AWS announced that it is changing the name of its cloud service offering, Amazon Elasticsearch Service, to Amazon OpenSearch Service, and claims that despite the name change, they will continue to provide the same experience and will not have any negative impact on ongoing operations and development methods, as well as business usage.

OpenSearch is a community-driven open source search and analytics suite forked from Elasticsearch 7.10.2 and Kibana 7.10.2 licensed from Apache 2.0. It consists of a search engine daemon (OpenSearch), a visualization and user interface (OpenSearch Dashboards), and advanced features of Open Distro for Elasticsearch such as security, alerts, anomaly detection, etc.

OpenSearch 1.0 was officially GA’d in July, and support for OpenSearch 1.0 is available from Amazon OpenSearch Service. In addition to OpenSearch 1.0, Amazon OpenSearch Service offers other open source engines that can be deployed and run, including Elasticsearch 7.10 and earlier, which follows the Apache 2.0 license.
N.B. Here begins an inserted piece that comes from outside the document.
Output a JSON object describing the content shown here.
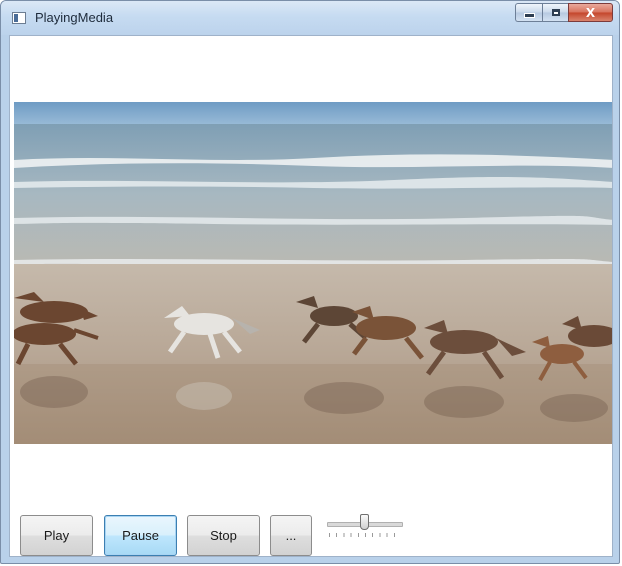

AWS says it will continue to support and maintain ALv2 Elasticsearch releases, providing security and bug fixes for these releases in a timely manner. In addition, they will provide new features and functionality through OpenSearch and OpenSearch Dashboards. AWS will ensure that the OpenSearch client is compatible with open source protocols.

AWS also mentioned that OpenSearch, which they open source and maintain, offers some features not previously available in Elasticsearch, such as SQL query syntax, exception detection, index management, asynchronous search, as well as a performance analyzer and RCA framework.

Not long ago, Elastic made the decision to restrict Elasticsearch clients from connecting to OpenSearch, a move that was seen as a sign of Elastic’s “decoupling” from AWS. Now, AWS has dropped the “Elasticsearch” part of the product name and replaced it with the Amazon OpenSearch Service, which includes only its own products, in what appears to be a backlash against Elastic.